“I don’t think anybody knows just how bad it is,” said Tracey Russell, vice-president of Inland Truck and Equipment. “We’re in dire straights right now.”
Eby said he’s hopeful for improvements, but noted the annual allowable cut would probably never return to maximum historical projections.
Eby also appointed Andrew Mercier, a young rising star in his backbench, as parliamentary secretary in the forests ministry, to re-engage the sector.
“Andrew’s job will be to work with you to address those gaps between the trees that are available, and those with access to the tenure and fibre supply at operations big and small across the province,” Eby told the resources forum.
“The reason why I’ve asked Andrew to take on this important work is because I believe that the forestry industry is critically important to our province. I take the fibre supply issues that you’re facing deadly serious. I understand that communities depend on this, not just for direct jobs, but for all the spin-off jobs.”
‘The goal posts keep moving’
BC United leader Kevin Falcon, who listened to Eby’s speech in Prince George, scoffed at his promises.
“The biggest criticism you’ll hear is the goal posts keep moving,” said Falcon. “There’s so much uncertainty being created after seven years of this government. Permit paralysis is a huge problem. So what we’re seeing is capital fleeing the province.”
Falcon offered up his own natural resources plan, the centrepiece of which was an Indigenous loan guarantee program.
“I met with half a dozen chiefs that are very pro-LNG and they were very excited to hear about this program,” said Falcon.
“Because what it will do is provide loan guarantees to participating First Nations so they can be full equity partners for projects that will make sense for their communities, whether its oil and gas or mining or clean tech or IPPs (independent power projects).”

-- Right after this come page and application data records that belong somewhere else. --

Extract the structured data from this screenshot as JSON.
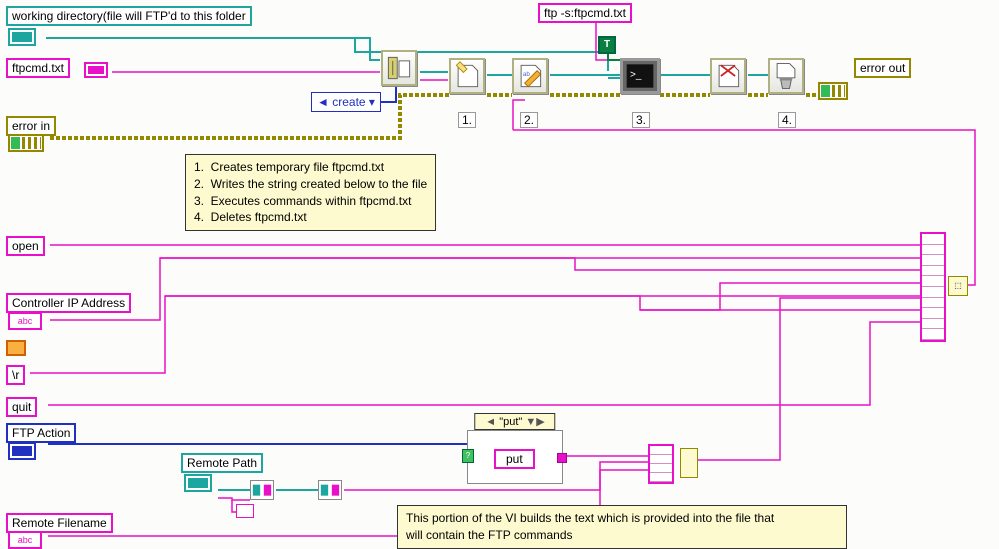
{
  "labels": {
    "workingDir": "working directory(file will FTP'd to this folder",
    "ftpcmd": "ftpcmd.txt",
    "errorIn": "error in",
    "errorOut": "error out",
    "ftpS": "ftp -s:ftpcmd.txt",
    "open": "open",
    "controllerIp": "Controller IP Address",
    "cr": "\\r",
    "quit": "quit",
    "ftpAction": "FTP Action",
    "remotePath": "Remote Path",
    "remoteFilename": "Remote Filename",
    "createConst": "create"
  },
  "steps": {
    "n1": "1.",
    "n2": "2.",
    "n3": "3.",
    "n4": "4."
  },
  "notes": {
    "main": "1.  Creates temporary file ftpcmd.txt\n2.  Writes the string created below to the file\n3.  Executes commands within ftpcmd.txt\n4.  Deletes ftpcmd.txt",
    "bottom": "This portion of the VI builds the text which is provided into the file that\nwill contain the FTP commands"
  },
  "caseSelector": "\"put\"",
  "caseValue": "put",
  "boolTrue": "T"
}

Falcon and Eby also duelled this week over expanding the electricity grid to meet future demand. Falcon promised to restore IPPs cancelled by the NDP government, to help generate new power. Though he also doubled down on natural gas as a viable fuel source for the future, something environmental groups have said will never allow the province to hits its climate targets.
Eby, in turn, unveiled a new 10-year capital plan for BC Hydro that added more than $10 billion in new upgrades and refurbishments to existing generating stations and lines, including added capacity from Prince George to Stikine. It fell short of a new high-capacity transmission line to the north coast to feed liquified natural gas terminals.
Meanwhile, back at the Truckloggers convention, the industry appealed to Eby to help with the existential crisis facing forestry.
“We have to get through to the community it’s okay to cut down trees?” Russell asked him.
“How do we change the perception?”
Eby said he’s open to new ideas, and new aid, to help the sector transition through difficult times.
“My success in politics has been listening and getting things done,” he said.
Both sectors say the premier’s doing a good job on the first part. On the second, though, they are still waiting hopefully.